Abortion has long been a contentious issue across the world, and the debate is only heating up, prompting women to stand up and speak out for their reproductive rights.
The organisers of Menstrual Hygiene Day
say that although there has been a lot of good work on Menstrual Hygiene Management (MHM) either currently underway or already completed, we are a long way off from achieving an even playing field for girls and women worldwide.
In 1994 the International Conference and Population and Development (ICPD) was hosted in Cairo by the Government of Egypt. Twenty-five years later, Kenya is ready to convene the ICPD “Nairobi Summit”
in November 2019.
There is barely a corner of human life that will not be affected by climate change, and some of its impacts are already being felt. Consider this, 821 million people are now hungry and over 150 million children stunted, putting the hunger eradication goal, SDG 2, at risk.
Today 15 May, is the United Nations International Day of Families and the theme for this year is, ‘Families and Climate Action’.
The image of a smoking toddler from Indonesia horrified the world but did little to motivate local policy makers to enact measures to protect children and youth from the harms of tobacco use. Indonesia has one of the world’s highest smoking rates where two out of three men and about 40 percent of adolescent boys smoke.
As menstruation continues to be shamed in many communities, one organisation is rising up to the challenge to ensure “safe menstruation for all women of Bangladesh.”
Meretha Pierson has been a nurse for the past seven years, working in the government-run leprosy clinic in Majuro, the capital of the Marshall Islands. Her patients come in all ages, from different economic backgrounds and different professions. But, aside from their diagnosis, they all have something else in common: everyone wants to keep their illness a secret.
Consider this. One million Kenyans fall into poverty every year due to catastrophic out of pocket health expenditures.
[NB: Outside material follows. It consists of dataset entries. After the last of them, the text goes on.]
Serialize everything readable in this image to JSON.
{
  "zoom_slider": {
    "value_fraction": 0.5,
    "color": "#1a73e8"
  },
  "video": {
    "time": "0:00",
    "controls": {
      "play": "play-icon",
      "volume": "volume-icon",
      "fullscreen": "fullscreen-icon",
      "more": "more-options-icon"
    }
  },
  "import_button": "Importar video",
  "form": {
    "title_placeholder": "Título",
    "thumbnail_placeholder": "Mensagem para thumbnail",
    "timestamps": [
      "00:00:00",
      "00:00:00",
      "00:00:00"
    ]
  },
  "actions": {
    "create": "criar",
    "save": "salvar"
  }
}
For the almost four in every five Kenyans who lack access to medical insurance, the fear that they are just an accident or serious illness away from destitution.
Depression is often distinguished from other non-communicable diseases or NCDs (e.g., cancer, diabetes, cardio-vascular diseases, hypertension) because of the stigma attached to it. Among other consequences, those suffering from depression are often denied access to medical care. Indeed, the latter is an outcome of interaction between supply of and demand for medical care. On the provider side, stigmatizing attitudes by service providers are identified as a barrier to access. On the demand side, stigma and low mental health literacy by community members are just as emphatically reported as barriers to accessing care.
I am drafting this on International Women’s Day - March 8 - with an eye towards World Water Day on March 22. On International Women’s Day we celebrate progress in gender equality. At the same time, we recognize how much remains to be done: how many women remain excluded from decision-making across many professions. Changing this is urgent. Water – clean and accessible – is getting scarcer at an alarming rate. While working to change this, we cannot afford to exclude women.
International Women’s Day on 8 March recognized and celebrated the progress women are making globally. The day also acknowledged the risks, exploitation and suffering many continue to endure.
Science and technology offer exciting pathways for rural women to tackle the challenges they face daily. Innovative solutions for rural women can, for example, reduce their workload, raise food production and increase their participation in the paid labour market. But even the very best innovative, gender-appropriate technology makes no sense without access to other critical resources, especially secure land rights, which women in rural areas need to flourish.
In light of rates of sexually transmitted infections (STIs) and unintended pregnancies, governments are exploring ways to tackle taboos around condoms.
In a new study, the UN Population Fund (UNFPA) reviews the availability and accessibility of condoms, hoping to dismantle potentially harmful misconceptions.